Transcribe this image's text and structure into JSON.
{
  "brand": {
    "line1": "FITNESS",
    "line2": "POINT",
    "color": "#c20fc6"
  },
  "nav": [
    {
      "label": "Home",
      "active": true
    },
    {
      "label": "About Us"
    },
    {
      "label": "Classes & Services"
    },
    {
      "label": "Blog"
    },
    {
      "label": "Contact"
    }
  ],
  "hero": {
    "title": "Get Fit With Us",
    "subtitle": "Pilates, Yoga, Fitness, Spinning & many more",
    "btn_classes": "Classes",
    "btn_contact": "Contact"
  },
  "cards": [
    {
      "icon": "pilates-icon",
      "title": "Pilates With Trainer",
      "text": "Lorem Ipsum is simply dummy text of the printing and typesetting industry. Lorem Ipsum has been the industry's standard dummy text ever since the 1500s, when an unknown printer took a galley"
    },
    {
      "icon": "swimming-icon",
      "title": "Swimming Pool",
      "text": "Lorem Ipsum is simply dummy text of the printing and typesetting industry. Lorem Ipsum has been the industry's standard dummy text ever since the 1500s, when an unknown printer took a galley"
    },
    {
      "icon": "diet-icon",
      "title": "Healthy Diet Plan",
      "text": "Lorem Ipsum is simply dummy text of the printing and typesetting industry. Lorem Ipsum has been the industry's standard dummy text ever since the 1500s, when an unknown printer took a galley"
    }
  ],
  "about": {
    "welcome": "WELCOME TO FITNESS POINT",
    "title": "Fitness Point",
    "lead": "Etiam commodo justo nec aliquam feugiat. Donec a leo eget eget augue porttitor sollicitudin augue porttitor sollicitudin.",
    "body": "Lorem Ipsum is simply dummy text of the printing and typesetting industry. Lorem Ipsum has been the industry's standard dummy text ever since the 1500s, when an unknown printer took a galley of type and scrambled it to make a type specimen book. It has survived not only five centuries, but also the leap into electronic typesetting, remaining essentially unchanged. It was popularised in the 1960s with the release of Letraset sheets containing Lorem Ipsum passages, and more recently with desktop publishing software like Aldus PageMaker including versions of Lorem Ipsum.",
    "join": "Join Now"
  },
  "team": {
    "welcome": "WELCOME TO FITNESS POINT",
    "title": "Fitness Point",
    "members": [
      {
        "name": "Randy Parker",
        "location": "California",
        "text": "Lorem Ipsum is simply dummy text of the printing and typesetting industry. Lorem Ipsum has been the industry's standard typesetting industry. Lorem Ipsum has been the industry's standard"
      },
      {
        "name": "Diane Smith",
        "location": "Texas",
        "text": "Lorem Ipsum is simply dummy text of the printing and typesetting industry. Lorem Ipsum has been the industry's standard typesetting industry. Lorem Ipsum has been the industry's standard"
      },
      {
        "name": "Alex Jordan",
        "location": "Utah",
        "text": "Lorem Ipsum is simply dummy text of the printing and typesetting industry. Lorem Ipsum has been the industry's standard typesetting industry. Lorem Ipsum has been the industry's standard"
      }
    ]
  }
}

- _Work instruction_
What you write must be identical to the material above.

- _Answer to this exercise_
Transcribe this image's text and structure into JSON.
{
  "brand": {
    "line1": "FITNESS",
    "line2": "POINT",
    "color": "#c20fc6"
  },
  "nav": [
    {
      "label": "Home",
      "active": true
    },
    {
      "label": "About Us"
    },
    {
      "label": "Classes & Services"
    },
    {
      "label": "Blog"
    },
    {
      "label": "Contact"
    }
  ],
  "hero": {
    "title": "Get Fit With Us",
    "subtitle": "Pilates, Yoga, Fitness, Spinning & many more",
    "btn_classes": "Classes",
    "btn_contact": "Contact"
  },
  "cards": [
    {
      "icon": "pilates-icon",
      "title": "Pilates With Trainer",
      "text": "Lorem Ipsum is simply dummy text of the printing and typesetting industry. Lorem Ipsum has been the industry's standard dummy text ever since the 1500s, when an unknown printer took a galley"
    },
    {
      "icon": "swimming-icon",
      "title": "Swimming Pool",
      "text": "Lorem Ipsum is simply dummy text of the printing and typesetting industry. Lorem Ipsum has been the industry's standard dummy text ever since the 1500s, when an unknown printer took a galley"
    },
    {
      "icon": "diet-icon",
      "title": "Healthy Diet Plan",
      "text": "Lorem Ipsum is simply dummy text of the printing and typesetting industry. Lorem Ipsum has been the industry's standard dummy text ever since the 1500s, when an unknown printer took a galley"
    }
  ],
  "about": {
    "welcome": "WELCOME TO FITNESS POINT",
    "title": "Fitness Point",
    "lead": "Etiam commodo justo nec aliquam feugiat. Donec a leo eget eget augue porttitor sollicitudin augue porttitor sollicitudin.",
    "body": "Lorem Ipsum is simply dummy text of the printing and typesetting industry. Lorem Ipsum has been the industry's standard dummy text ever since the 1500s, when an unknown printer took a galley of type and scrambled it to make a type specimen book. It has survived not only five centuries, but also the leap into electronic typesetting, remaining essentially unchanged. It was popularised in the 1960s with the release of Letraset sheets containing Lorem Ipsum passages, and more recently with desktop publishing software like Aldus PageMaker including versions of Lorem Ipsum.",
    "join": "Join Now"
  },
  "team": {
    "welcome": "WELCOME TO FITNESS POINT",
    "title": "Fitness Point",
    "members": [
      {
        "name": "Randy Parker",
        "location": "California",
        "text": "Lorem Ipsum is simply dummy text of the printing and typesetting industry. Lorem Ipsum has been the industry's standard typesetting industry. Lorem Ipsum has been the industry's standard"
      },
      {
        "name": "Diane Smith",
        "location": "Texas",
        "text": "Lorem Ipsum is simply dummy text of the printing and typesetting industry. Lorem Ipsum has been the industry's standard typesetting industry. Lorem Ipsum has been the industry's standard"
      },
      {
        "name": "Alex Jordan",
        "location": "Utah",
        "text": "Lorem Ipsum is simply dummy text of the printing and typesetting industry. Lorem Ipsum has been the industry's standard typesetting industry. Lorem Ipsum has been the industry's standard"
      }
    ]
  }
}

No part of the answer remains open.